Nicholas Templeman: A Bespoke Shoemaker - Page 16
On a split, raised lake, do they score the leather after they've stitched the seam, or before?
Also, if there is adjustment needed to the last after the welted fitting, how often is the welt removed and the upper entirely re-lasted on the adjusted last, vs. just adjusting the last and using it to stretch the upper on the existing welt? How hard is it to successfully re-last and inseam a previously lasted upper, given how little lasting margin is left after the welt and upper have been trimmed for the fitting?
Depends what you need to adjust - if you've got the width/outline wrong then any reblock will be a compromise as the insole won't stretch, the upper will just be forced off the edge of it.

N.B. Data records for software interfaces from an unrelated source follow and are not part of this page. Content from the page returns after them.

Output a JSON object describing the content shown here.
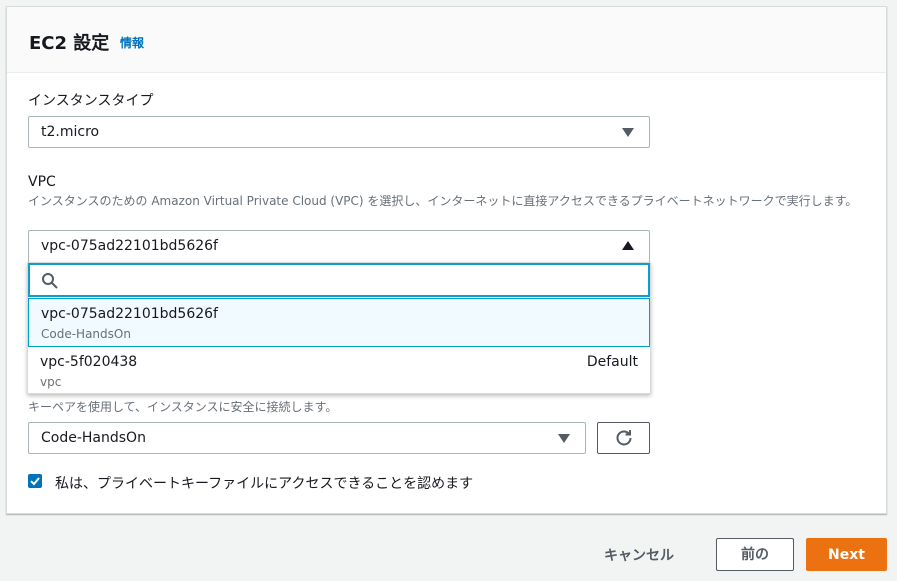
{
  "panel": {
    "title": "EC2 設定",
    "info_link": "情報"
  },
  "instance_type": {
    "label": "インスタンスタイプ",
    "value": "t2.micro"
  },
  "vpc": {
    "label": "VPC",
    "description": "インスタンスのための Amazon Virtual Private Cloud (VPC) を選択し、インターネットに直接アクセスできるプライベートネットワークで実行します。",
    "value": "vpc-075ad22101bd5626f",
    "search_placeholder": "",
    "options": [
      {
        "id": "vpc-075ad22101bd5626f",
        "name": "Code-HandsOn",
        "tag": ""
      },
      {
        "id": "vpc-5f020438",
        "name": "vpc",
        "tag": "Default"
      }
    ]
  },
  "keypair": {
    "description": "キーペアを使用して、インスタンスに安全に接続します。",
    "value": "Code-HandsOn"
  },
  "acknowledge": {
    "checked": true,
    "label": "私は、プライベートキーファイルにアクセスできることを認めます"
  },
  "footer": {
    "cancel": "キャンセル",
    "previous": "前の",
    "next": "Next"
  },
  "colors": {
    "primary": "#ec7211",
    "link": "#0073bb",
    "focus": "#0f9ec9"
  },
  "icons": [
    "search-icon",
    "refresh-icon",
    "checkmark-icon",
    "caret-down-icon",
    "caret-up-icon"
  ]
}
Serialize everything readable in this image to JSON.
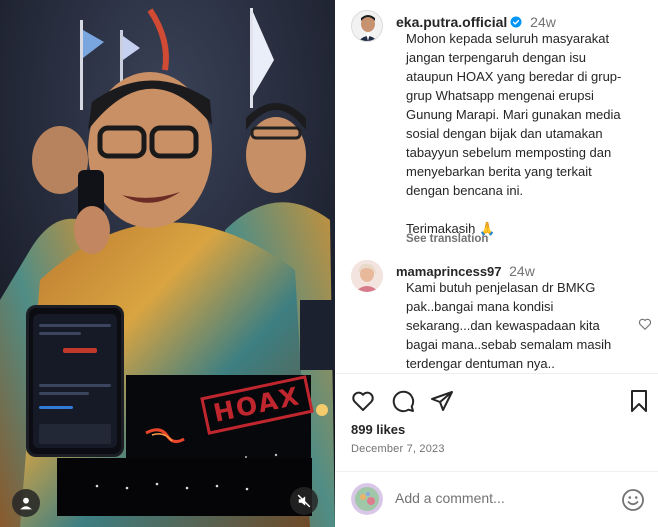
{
  "post": {
    "author": {
      "username": "eka.putra.official",
      "verified": true,
      "time_ago": "24w"
    },
    "caption_lines": [
      "Mohon kepada seluruh masyarakat",
      "jangan terpengaruh dengan isu",
      "ataupun HOAX yang beredar di grup-",
      "grup Whatsapp mengenai erupsi",
      "Gunung Marapi. Mari gunakan media",
      "sosial dengan bijak dan utamakan",
      "tabayyun sebelum memposting dan",
      "menyebarkan berita yang terkait",
      "dengan bencana ini.",
      "",
      "Terimakasih 🙏"
    ],
    "see_translation": "See translation",
    "comment": {
      "username": "mamaprincess97",
      "time_ago": "24w",
      "text_lines": [
        "Kami butuh penjelasan dr BMKG",
        "pak..bangai mana kondisi",
        "sekarang...dan kewaspadaan kita",
        "bagai mana..sebab semalam masih",
        "terdengar dentuman nya.."
      ]
    },
    "likes": "899 likes",
    "date": "December 7, 2023",
    "add_comment_placeholder": "Add a comment...",
    "media": {
      "stamp_text": "HOAX"
    }
  },
  "icons": {
    "like": "heart-outline-icon",
    "comment": "speech-bubble-icon",
    "share": "paper-plane-icon",
    "save": "bookmark-icon",
    "emoji": "smiley-icon",
    "mute": "speaker-muted-icon",
    "tagged_users": "person-icon"
  },
  "colors": {
    "verified": "#0095f6",
    "stamp": "#c0262d",
    "secondary_text": "#737373"
  }
}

If the width is good but you've just got the measures a little off then you can reasonably manipulate the upper leather, just like a tailor will do with a hot iron, stretching and shrinking the material to the correct size and shape. Shrinking is more of a compromise than stretching, and there's only so much you can do before the pattern gets thrown off.
Relasting and rewelting isn't too much of a problem - the shape is already in place so there's not so much actual lasting required and you don't need as much lasting allowance - provided you've not drastically increased the size of the last. You can stitch a runner around the edge to give you some more allowance, but they usually get in the way.
A bit of a hatchet method of adjustment is to gore the insole, you can get tons of extra width and avoid rewelting, just sew some insole into the gore and you'd never even notice the difference. Good to adjust old shoes that have been grown out of, probably not the most moral way of adjusting someone's brand new shoes though.
So yeah, it depends on how much adjustment you need, and where. Try and avoid it by getting the last right wherever possible.
April 6th and 7th (Wednesday and Thursday)
The Benjamin Hotel at 125 E. 50th Street
April 8th and 9th (Friday and Saturday)
The Eliot Hotel at 370 Commonwealth Avenue
April 11th and 12th (Monday and Tuesday)
Westin St. Francis at Union Square
Note, he may be showing with Steed in NYC at The Kimberly Hotel, but he can also take appointments back in his room at The Benjamin. You can book appointments through his website.
Even if you're unsure whether you'll order, it might be good to stop by to get your measurements taken. Fittings can sometimes be done remotely, but measurements have to be taken in person.
Justin Fitzpatrick (Westlake boot) and Septieme Largeur (Arsene boot) both offer boots that button that are not bespoke, I hear that it is not the fastest or easiest method, but there are hooks which can be used to help fasten the buttons. There are videos on the Justin Fitzpatrick website of how to fasten the buttons by hand (which is not possible with all button boots) and with hook. I imagine shoes would be similar to boots.
Edit: beaten to the punch, but by the person who would know best
A hook is pretty essential if you're going buttons, I think Abbeyhorn do some nice ones. A lady customer many years ago where I once worked received her pair knee high button boots, and she was delighted with them. A few months later, however, she returned - rather upset that half the buttons had been plucked off and her poor nails had been savagely chipped away following what must have been far too many hours of frustrated buttoning.
I'll never forget the look on her face that day, when she set eyes upon a button hook for the first time.
Cleverley in London will make a bespoke version for the scatter-brained or lazy, where the buttons are (presumably) non-functional and the boot is opened and closed with a zip. (I believe, David Beckham owns a pair of those.)
Not a fan of that zipper. Wonder if one can hide elastic under those buttons to make them slip ons......